Westmont College Navigates COVID-19 with Lessons Learned from Natural Disasters
By: Zak Landrum, Senior Director of Advancement Services at Westmont College
In 2017 and 2018, Westmont College experienced back-to-back natural disasters. The Thomas Fire, which started 40 miles from Westmont’s campus in Montecito, churned ahead of firefighters as it worked its way up the California coast, eventually becoming the largest in California history. The devastating fire caused weeks of voluntary, then mandatory, campus dislocation.
Two weeks after the fire, Montecito collapsed into mudslides just a quarter of a mile from campus. This event, combined with a heavy season of rain, led to several mandatory evacuations that semester.
Jump ahead a few years to 2020, and COVID-19 has not only disrupted Westmont, but the entire globe. We’re applying lessons learned in those 2017 and 2018 natural disasters that are helping us, and hopefully others, today.
Regular Communication Builds Trust
After the Thomas Fire and subsequent mudslide evacuations, Westmont posted updates to the website every day at 9 a.m., 12 p.m., 3 p.m., and 6 p.m. Gayle Beebe, Westmont’s president, held public conference calls at least once a week (and more often at the height of the crisis) to answer questions live. Support staff curated content for Dr. Beebe’s responses and he diligently answered questions for an hour, covering nearly all topics at hand. In a time of fragmentation, this helped to keep the Westmont family connected and updated.
With COVID-19, news outlets like the New York Times post daily updates, but institutions may not always understand how those updates apply to their own campus communities. Executives have the unique power to bring an institution’s “family” together during a crisis by speaking the truth — with compassion — in a predictable, accessible way.
When Executive Walls Come Down, Loyalty Rises
When the Thomas Fire drew near to campus, Westmont moved operations to Westmont Downtown, seven miles from the main campus and just out of the evacuation zone. Executives and support staff worked side-by-side in an open-office environment, similar to one you’d see at a tech startup. Laughter, casual greetings, communal prayer, and even the occasional song brought a sense of community during a tense time. The closeness and informality spoke to the message “We are Westmont” in a new way.
As we all struggle with the transition to our new self-isolation reality, utilize your university’s preferred virtual meeting platform (Zoom, Microsoft Teams, etc.) to draw closer. The dog-in-the-frame, the kid dance disruption, the president-in-a-polo signals to everyone that we’re all in this together.
Develop Resilient Infrastructure and Teams
At the time of the Thomas Fire and mudslide, Westmont rallied, linked arms, and got creative. We leaned into systems that had been built over years. Some of those systems were cultural, such as Westmont’s camaraderie and sense of family, others were technological.
Salesforce, the platform in which we’ve been investing for more than a decade, allowed us the flexibility to move our entire staff operation off-campus.

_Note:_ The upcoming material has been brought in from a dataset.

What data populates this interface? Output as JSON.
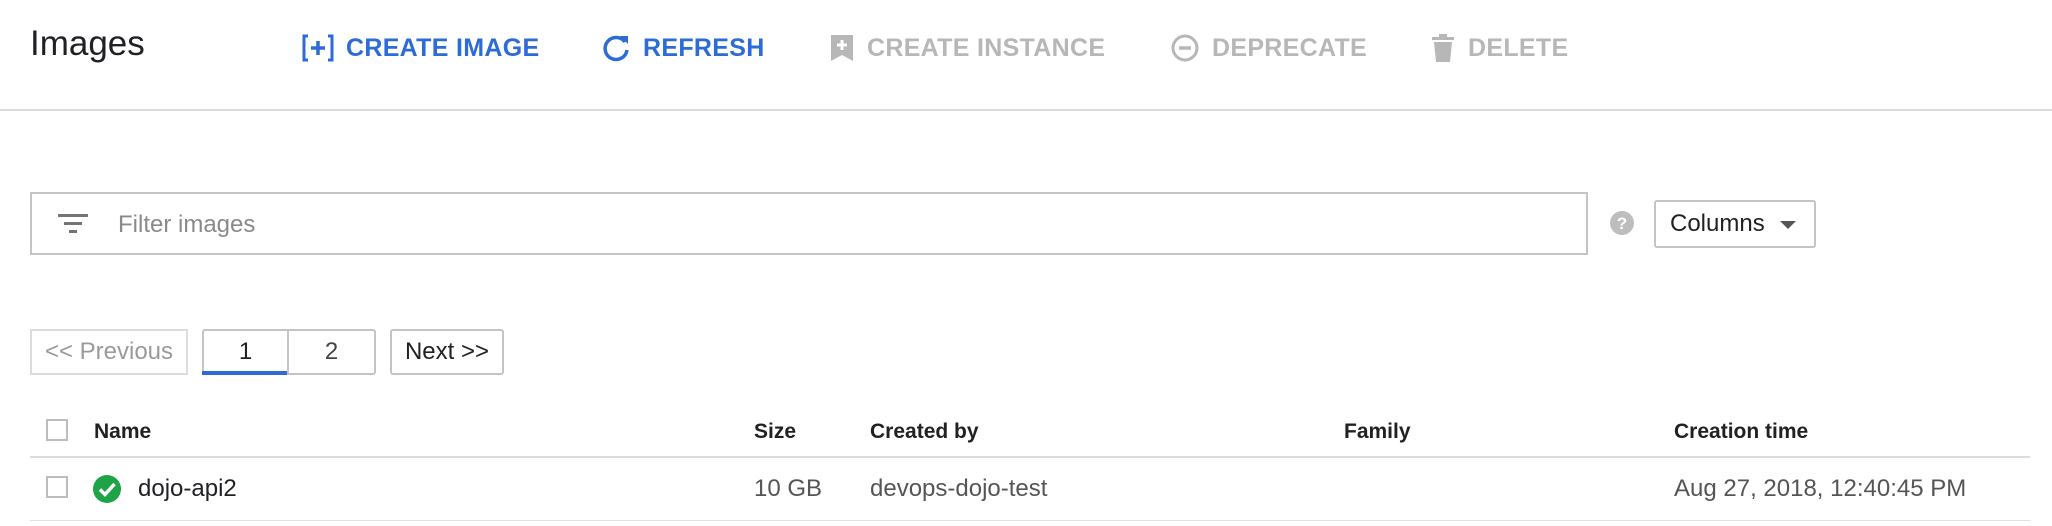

We were still able to process hundreds of applications during this critical season because we weren’t bound to paper files or local networks that kept losing power.
We’ve compiled a few tips to leverage as you adjust to your new norm:

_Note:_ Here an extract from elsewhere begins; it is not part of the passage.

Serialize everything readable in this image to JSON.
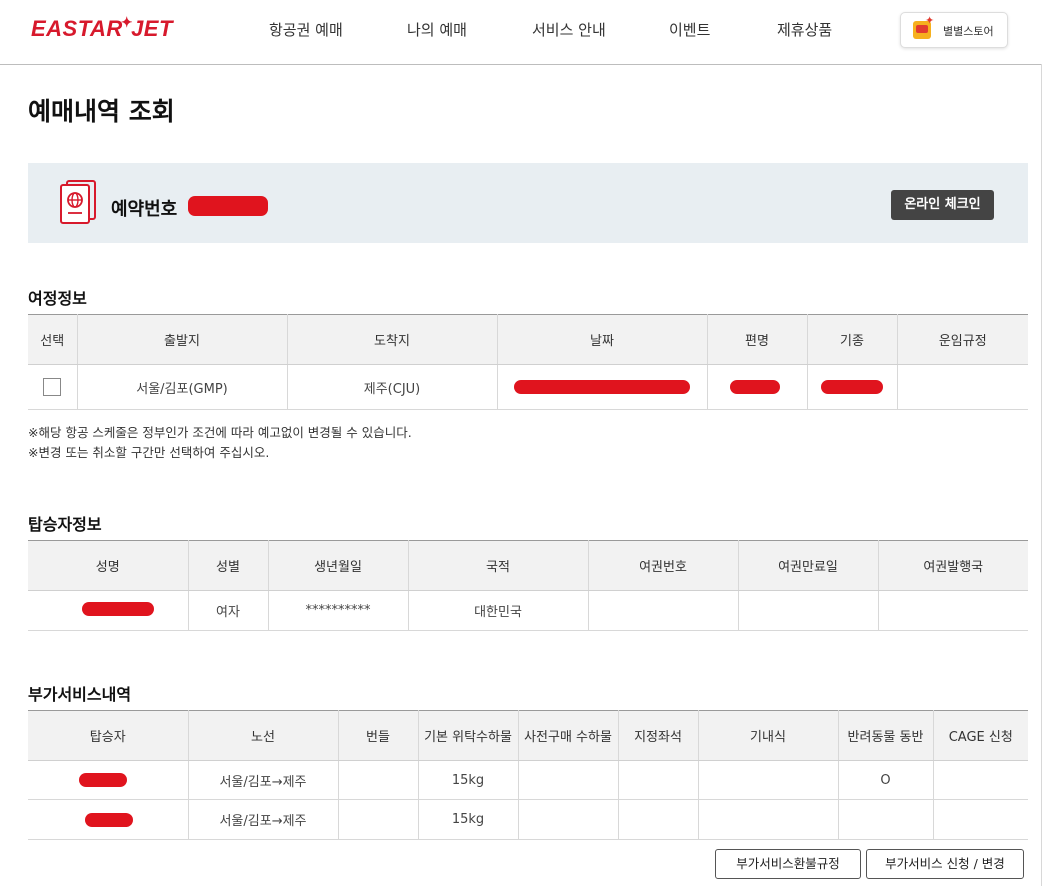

Tips for Working Remotely
Virtual meetings. Use video as much as possible – it will make you feel more connected. Keep yourself on mute unless you’re talking. In larger meetings, leverage the chat function. Don’t skip the small talk.

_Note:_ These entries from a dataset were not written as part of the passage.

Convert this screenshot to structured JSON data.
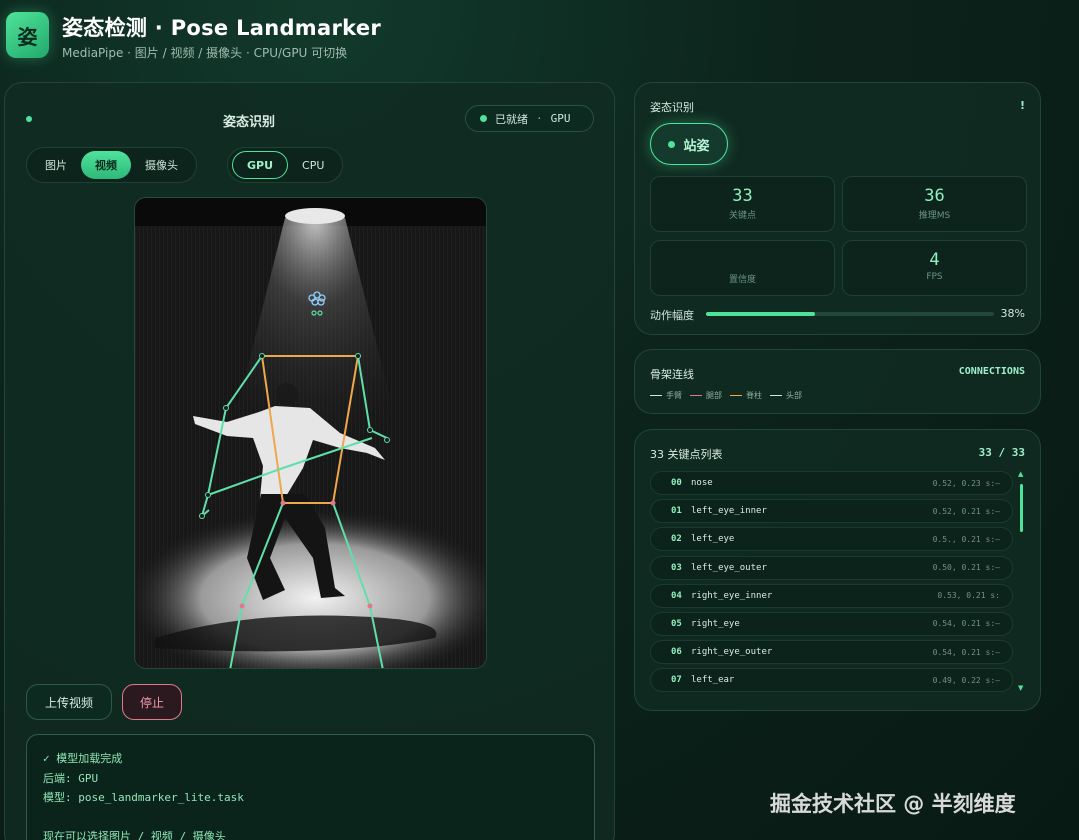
{
  "app": {
    "icon_char": "姿",
    "title": "姿态检测 · Pose Landmarker",
    "subtitle": "MediaPipe · 图片 / 视频 / 摄像头 · CPU/GPU 可切换"
  },
  "left_panel": {
    "title": "姿态识别",
    "status": {
      "label": "已就绪",
      "separator": "·",
      "backend": "GPU"
    },
    "source_tabs": [
      {
        "label": "图片",
        "active": false
      },
      {
        "label": "视频",
        "active": true
      },
      {
        "label": "摄像头",
        "active": false
      }
    ],
    "backend_tabs": [
      {
        "label": "GPU",
        "active": true
      },
      {
        "label": "CPU",
        "active": false
      }
    ],
    "upload_label": "上传视频",
    "stop_label": "停止",
    "log": {
      "line1": "✓ 模型加载完成",
      "line2_key": "后端:",
      "line2_val": "GPU",
      "line3_key": "模型:",
      "line3_val": "pose_landmarker_lite.task",
      "line4": "现在可以选择图片 / 视频 / 摄像头"
    }
  },
  "recognition": {
    "title": "姿态识别",
    "right_mark": "!",
    "pose_label": "站姿",
    "stats": [
      {
        "value": "33",
        "label": "关键点"
      },
      {
        "value": "36",
        "label": "推理MS"
      },
      {
        "value": "",
        "label": "置信度"
      },
      {
        "value": "4",
        "label": "FPS"
      }
    ],
    "amplitude_label": "动作幅度",
    "amplitude_percent": 38,
    "amplitude_text": "38%"
  },
  "skeleton": {
    "title": "骨架连线",
    "right_mark": "CONNECTIONS",
    "legend": [
      {
        "label": "手臂",
        "color": "#c9e6d8"
      },
      {
        "label": "腿部",
        "color": "#e0788c"
      },
      {
        "label": "脊柱",
        "color": "#f0a64a"
      },
      {
        "label": "头部",
        "color": "#c9e6d8"
      }
    ]
  },
  "keypoints": {
    "title": "33 关键点列表",
    "count": "33 / 33",
    "rows": [
      {
        "idx": "00",
        "name": "nose",
        "coord": "0.52, 0.23 s:—"
      },
      {
        "idx": "01",
        "name": "left_eye_inner",
        "coord": "0.52, 0.21 s:—"
      },
      {
        "idx": "02",
        "name": "left_eye",
        "coord": "0.5., 0.21 s:—"
      },
      {
        "idx": "03",
        "name": "left_eye_outer",
        "coord": "0.50, 0.21 s:—"
      },
      {
        "idx": "04",
        "name": "right_eye_inner",
        "coord": "0.53, 0.21 s:"
      },
      {
        "idx": "05",
        "name": "right_eye",
        "coord": "0.54, 0.21 s:—"
      },
      {
        "idx": "06",
        "name": "right_eye_outer",
        "coord": "0.54, 0.21 s:—"
      },
      {
        "idx": "07",
        "name": "left_ear",
        "coord": "0.49, 0.22 s:—"
      }
    ]
  },
  "colors": {
    "accent": "#4fe39a",
    "arm_line": "#5fe0a8",
    "torso_line": "#f0a64a",
    "leg_point": "#e0788c",
    "head_point": "#8fd0ff"
  },
  "watermark": "掘金技术社区 @ 半刻维度"
}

Create virtual event experiences. During the fire, the admissions and marketing teams quickly created virtual “brand” experiences for all scheduled visitors when the campus was forced to close; we’ve done the same this time around after California’s mandate to “shelter in place” during COVID-19. Keep connected to your key audience groups by offering them an experience using video, live stream, virtual tours, phone calls, and so on. Get creative! This can be fun! Create online communities by selecting clusters of groups that have a shared interest or location – we’ve learned that students love to connect socially online!
Establish a consistent routine. To maintain structure in your day, simple things like taking a shower and getting dressed go a long way towards staying motivated. Open the curtains to get some natural light, go for a walk and get some fresh air, listen to music, and don’t forget to sneak in some virtual watercooler moments with your teammates.
Continue to use the collaborative Salesforce.org community. Here are some links we have found helpful, and we hope you do, too.
- #COVID-19 Comms topic on the Hub
- Tips for Remote Work Success
- Creating Peace While In Pieces
- COVID-19 Resources for Higher Education
We don’t know how long the COVID-19 virus will uproot our workspaces and institutions or to what extent it will affect the incoming class of Fall 2020, but one thing’s certain: there will always be another crisis to which we can respond with collaboration, curiosity, and hope.
About the Author
Zak Landrum is a member of the Higher Education Advisory Council and directs the Center for Applied Technology at Westmont College. @zaklandrum
You Might Also Like
Three important issues and trends that emerged from the Strategic Enrollment Management Conference.
Top three takeaways from the “Choose Your Own Adventure: Connecting Handshake with Salesforce” session at Dreamforce.
Three tactics you can implement today that will enhance your current campaign with minimal effort.